It did, however, cause me problems. I had to pull it all up to get back to the original 1X6 T&G redwood floors. I tried all kinds of things from different scrapers, heat guns, chemicals. In the end what worked best was water. Lots and lots of water. I mean really, really a lot of water. The adhesive that was used to glue down the paper product is a water based adhesive. It becomes active again when you get it wet. The challenge was to get the water down under the under-lament to where the glue was.

If you just pour water on to the paper product the water beads up on top and just sits there. What I found works best is towels or sheets. You lay the towels and sheets down first and then soak them in water. Now the water sits on top evenly and penetrates over time down through the paper product. Once the glue gets wet the stuff comes up in big sheets. For small areas you can also use boiling water. It penetrates even faster.

As I said, it takes a lot of water. When I did the upstairs hallway I must have had every sheet and towel I own down on the floor covered in water. There may have 20 or 30 gallons of water on the floor. It was quite surreal to have that much standing water on the floor of an upstairs hallway that is 30 feet long and 4 feet wide.

Once the paper stuff comes up the floors must be washed down immediately before the remaining residue hardens up again. I did the upstairs hallway first and it was a huge mess. I would not attempt to do such a larger area like that again all at once. When I did the foyer I did it in several 4X4 foot sections. This is about the size of one of the landings.

Believe it or not, that is linoleum on the landings

It comes up easy

Except on the leading edge where people walk

They used tacks and a stronger adheseive that is not water based

The paper product covers the landings completely

Add water and let simmer for 60 minutes

They did not skimp on the paste. This is what it looks like once the paper comes off.

It goes pretty fast. It is really only about 20 minutes worth of work per landing, but it must sit for an hour with the water on it. At this point the wood is still very wet and damages easily. I won't even walk on it until tomorrow.

Once it dries, any remaining paste turns white.


Karen Anne said...

The more I read your blog, the more I am:

Amazed at the beauty of your house.

Staggered at the amount of work you do.

Consumed with envy :-)

Jesse said...

Dear Greg

It is so cool that you were able to date the lino to the 1920's. I am sorry you did not make your vacation but look what all you got done. You are lucky that there were so many layers of coverings over the original floors. They probably protected them. I volunteer at a house museum called Glenmore Mansion in Jefferson City Tn. The floors in the service area are worn so badly in the halls and butlers pantry that it looks like pot holes in the road. Your landings are beautiful when they are all wet. Your floors are going to be amazing. Have a great day and good luck

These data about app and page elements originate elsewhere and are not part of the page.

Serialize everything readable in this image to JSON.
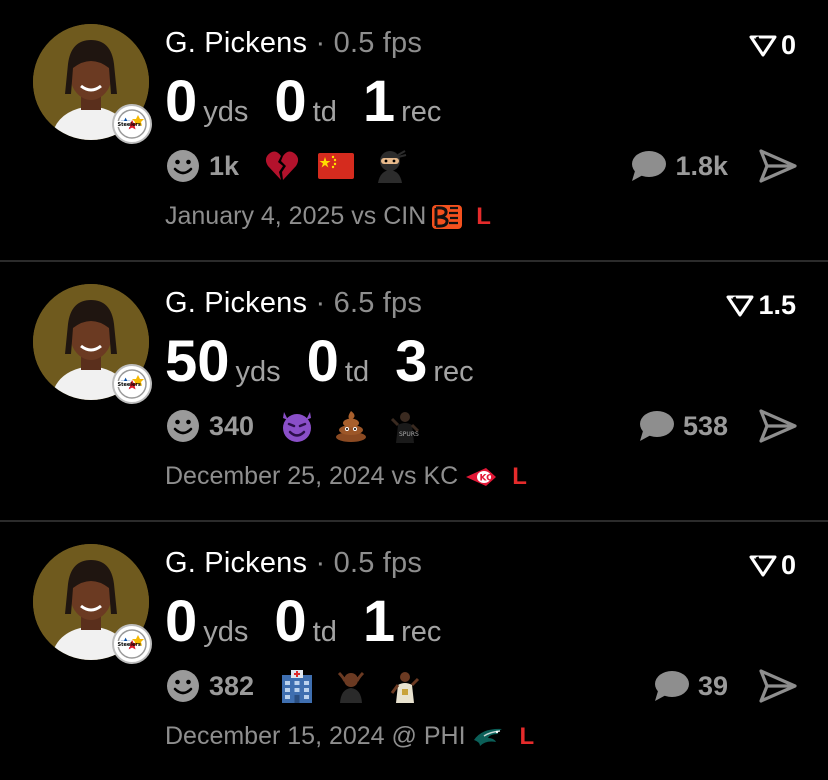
{
  "feed": {
    "posts": [
      {
        "player": "G. Pickens",
        "separator": "·",
        "fps": "0.5 fps",
        "line_value": "0",
        "stats": [
          {
            "value": "0",
            "unit": "yds"
          },
          {
            "value": "0",
            "unit": "td"
          },
          {
            "value": "1",
            "unit": "rec"
          }
        ],
        "reaction_count": "1k",
        "reaction_emojis": [
          "broken-heart-emoji",
          "china-flag-emoji",
          "ninja-emoji"
        ],
        "comment_count": "1.8k",
        "date": "January 4, 2025",
        "matchup": "vs CIN",
        "opponent_logo": "bengals-logo",
        "result": "L"
      },
      {
        "player": "G. Pickens",
        "separator": "·",
        "fps": "6.5 fps",
        "line_value": "1.5",
        "stats": [
          {
            "value": "50",
            "unit": "yds"
          },
          {
            "value": "0",
            "unit": "td"
          },
          {
            "value": "3",
            "unit": "rec"
          }
        ],
        "reaction_count": "340",
        "reaction_emojis": [
          "smiling-devil-emoji",
          "poop-emoji",
          "player-photo-emoji"
        ],
        "comment_count": "538",
        "date": "December 25, 2024",
        "matchup": "vs KC",
        "opponent_logo": "chiefs-logo",
        "result": "L"
      },
      {
        "player": "G. Pickens",
        "separator": "·",
        "fps": "0.5 fps",
        "line_value": "0",
        "stats": [
          {
            "value": "0",
            "unit": "yds"
          },
          {
            "value": "0",
            "unit": "td"
          },
          {
            "value": "1",
            "unit": "rec"
          }
        ],
        "reaction_count": "382",
        "reaction_emojis": [
          "hospital-emoji",
          "facepalm-person-emoji",
          "player-photo-emoji"
        ],
        "comment_count": "39",
        "date": "December 15, 2024",
        "matchup": "@ PHI",
        "opponent_logo": "eagles-logo",
        "result": "L"
      }
    ]
  },
  "colors": {
    "background": "#000000",
    "muted_text": "#8e8e8e",
    "loss_red": "#e52b2b",
    "avatar_bg": "#6f5a1e"
  },
  "icons": {
    "line": "line-filter-icon",
    "reaction": "smiley-face-icon",
    "comment": "chat-bubble-icon",
    "share": "send-arrow-icon",
    "team_badge": "steelers-logo"
  }
}
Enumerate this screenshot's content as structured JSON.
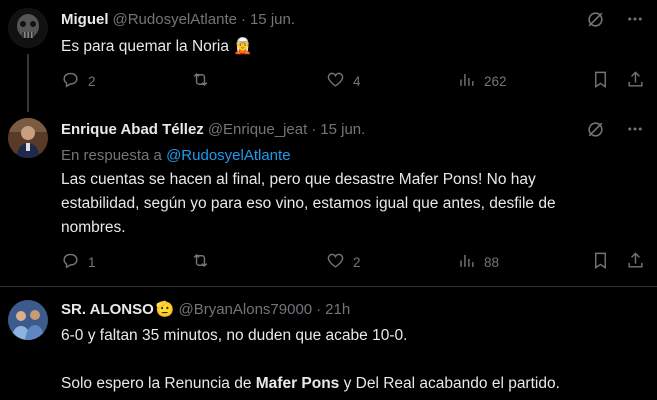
{
  "tweets": [
    {
      "name": "Miguel",
      "handle": "@RudosyelAtlante",
      "dot": "·",
      "time": "15 jun.",
      "text": "Es para quemar la Noria 🧝",
      "replies": "2",
      "retweets": "",
      "likes": "4",
      "views": "262"
    },
    {
      "name": "Enrique Abad Téllez",
      "handle": "@Enrique_jeat",
      "dot": "·",
      "time": "15 jun.",
      "reply_prefix": "En respuesta a ",
      "reply_to": "@RudosyelAtlante",
      "text_lines": [
        "Las cuentas se hacen al final, pero que desastre Mafer Pons! No hay",
        "estabilidad, según yo para eso vino, estamos igual que antes, desfile de",
        "nombres."
      ],
      "replies": "1",
      "retweets": "",
      "likes": "2",
      "views": "88"
    },
    {
      "name": "SR. ALONSO",
      "name_emoji": "🫡",
      "handle": "@BryanAlons79000",
      "dot": "·",
      "time": "21h",
      "text_line1": "6-0 y faltan 35 minutos, no duden que acabe 10-0.",
      "text_line2_a": "Solo espero la Renuncia de ",
      "text_line2_b": "Mafer Pons",
      "text_line2_c": " y Del Real acabando el partido."
    }
  ],
  "colors": {
    "background": "#000000",
    "text": "#e7e9ea",
    "muted": "#71767b",
    "link": "#1d9bf0",
    "divider": "#2f3336"
  },
  "icons": [
    "grok-icon",
    "more-icon",
    "reply-icon",
    "retweet-icon",
    "like-icon",
    "views-icon",
    "bookmark-icon",
    "share-icon"
  ]
}
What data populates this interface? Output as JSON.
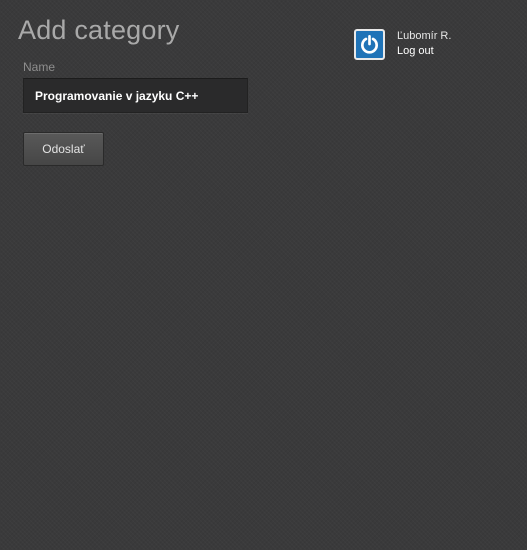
{
  "header": {
    "title": "Add category"
  },
  "form": {
    "name_label": "Name",
    "name_value": "Programovanie v jazyku C++",
    "submit_label": "Odoslať"
  },
  "user": {
    "name": "Ľubomír R.",
    "logout_label": "Log out",
    "avatar_icon": "power-icon",
    "avatar_color": "#1f73b7"
  }
}
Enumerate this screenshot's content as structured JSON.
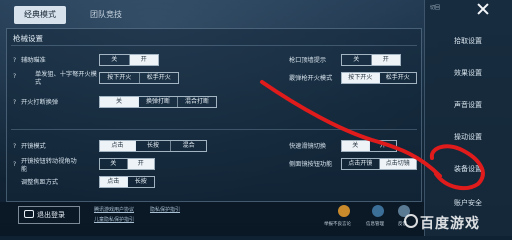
{
  "tabs": [
    "经典模式",
    "团队竞技"
  ],
  "section": {
    "title": "枪械设置"
  },
  "rows": {
    "assist_aim": {
      "help": "?",
      "label": "辅助瞄准",
      "options": [
        "关",
        "开"
      ],
      "selected": 1
    },
    "scope_fire": {
      "label": "单发狙、十字弩开火模式",
      "options": [
        "按下开火",
        "松手开火"
      ],
      "selected": -1
    },
    "scope_fire_help": "?",
    "fire_scope": {
      "help": "?",
      "label": "开火打断换弹",
      "options": [
        "关",
        "换弹打断",
        "混合打断"
      ],
      "selected": 0
    },
    "mouth_rotate": {
      "label": "枪口顶墙提示",
      "options": [
        "关",
        "开"
      ],
      "selected": 1
    },
    "sniper_mode": {
      "label": "霰弹枪开火模式",
      "options": [
        "按下开火",
        "松手开火"
      ],
      "selected": 0
    },
    "open_scope": {
      "help": "?",
      "label": "开镜模式",
      "options": [
        "点击",
        "长按",
        "混合"
      ],
      "selected": 0
    },
    "aim_view": {
      "help": "?",
      "label": "开镜按钮转动视角功能",
      "options": [
        "关",
        "开"
      ],
      "selected": 1
    },
    "focus_mode": {
      "label": "调整焦距方式",
      "options": [
        "点击",
        "长按"
      ],
      "selected": 0
    },
    "quick_switch": {
      "label": "快速滑镜切换",
      "options": [
        "关",
        "开"
      ],
      "selected": 0
    },
    "side_scope": {
      "label": "侧面镜按钮功能",
      "options": [
        "点击开镜",
        "点击切镜"
      ],
      "selected": 1
    }
  },
  "sidebar": {
    "top": "切回",
    "items": [
      "拾取设置",
      "效果设置",
      "声音设置",
      "操动设置",
      "装备设置",
      "账户安全"
    ]
  },
  "bottom": {
    "logout": "退出登录",
    "links": [
      "腾讯游戏用户协议",
      "隐私保护指引",
      "儿童隐私保护指引"
    ],
    "icons": [
      "举报不良言论",
      "信息管理",
      "反馈"
    ]
  },
  "watermark": "百度游戏",
  "colors": {
    "accent": "#e01b1b",
    "panel": "#14293c"
  }
}
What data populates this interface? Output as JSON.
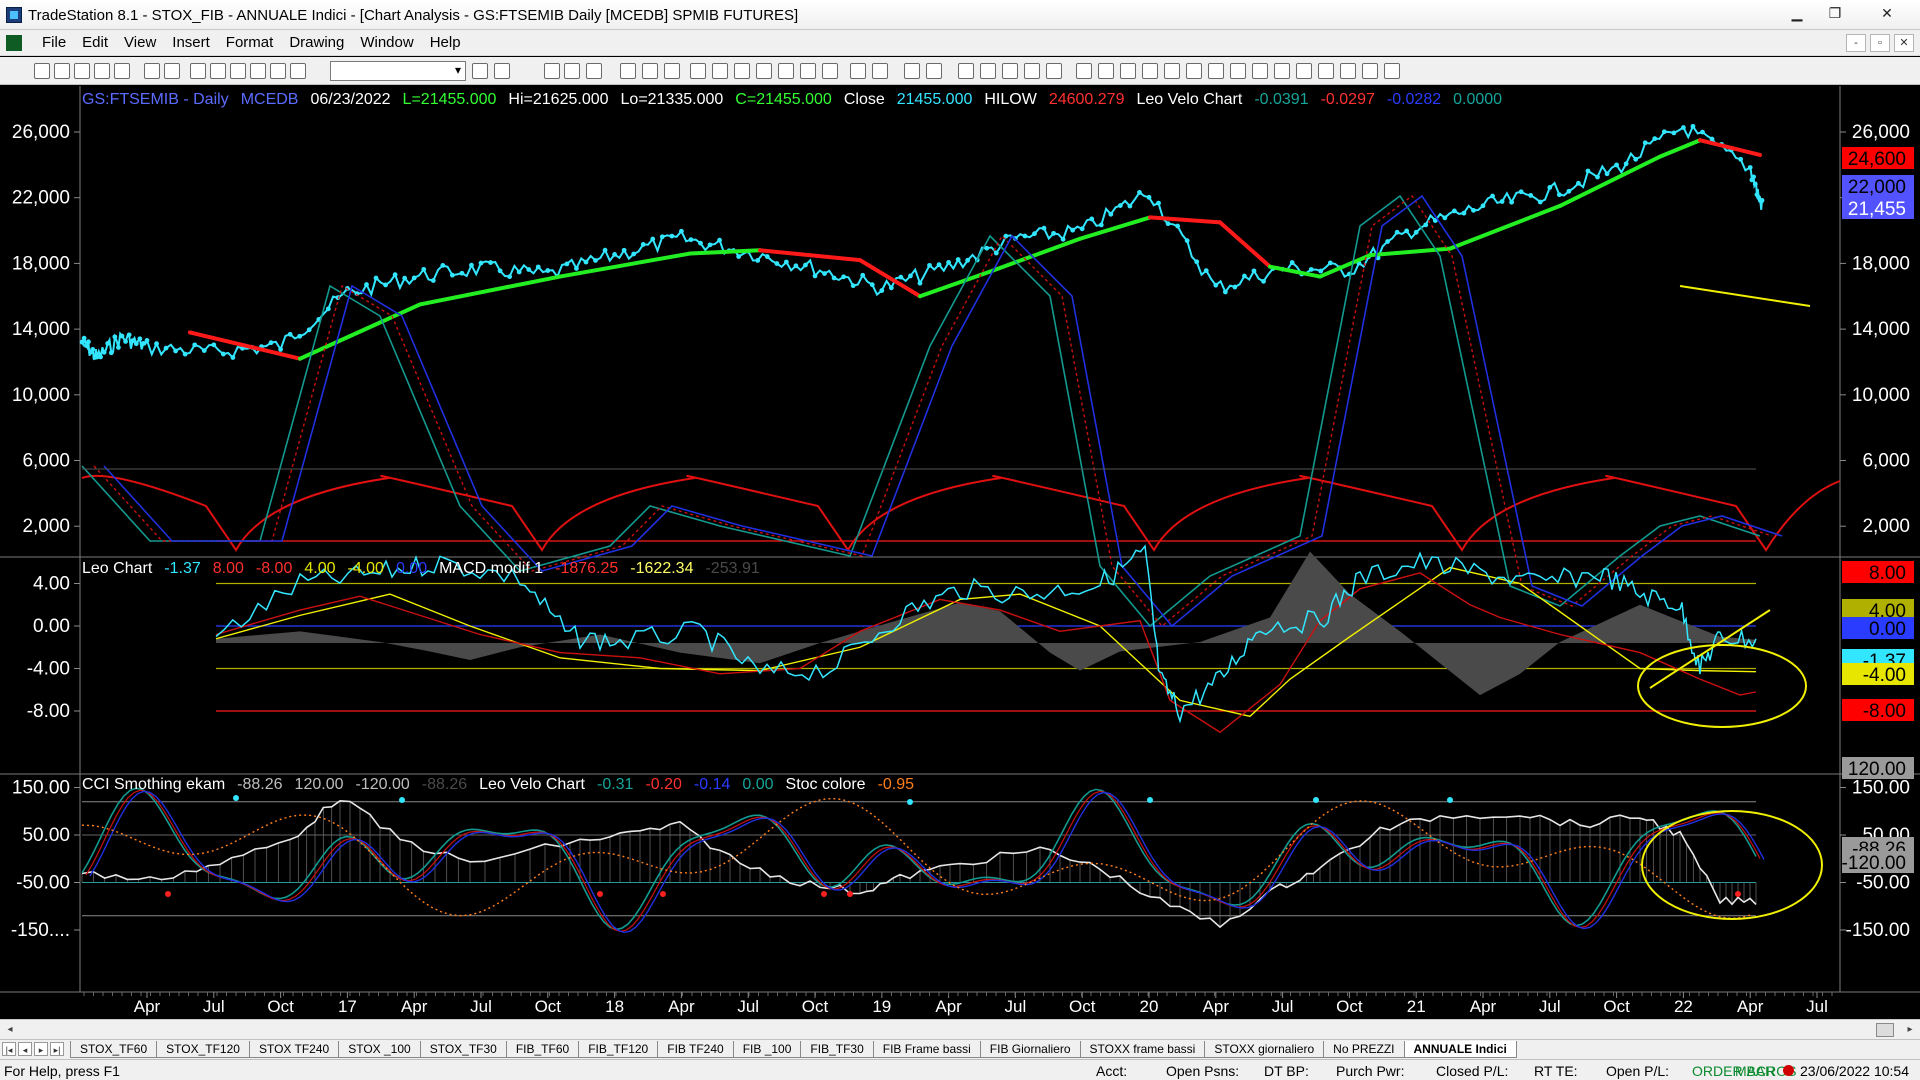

Greg said...


I'm not sure if it's a dream come true or a nightmare that won't end.


Yes, I think the lino going down 80 years ago did a lot to save the floors. Prior to the lino there was a 27-inch carpet runner, which I will be putting back down.


Anonymous said...

you're really getting down to the finish line, wow.

bewler said...

Wow, Greg! It's going to look great! If it makes you feel better, we removed 7 layers (including luan) of lino in our kitchen. It was a huge drag, but so worth it in the end. You are an inspiration to all of us "old house"DYIers!

Greg said...

Thanks, it really is worth it.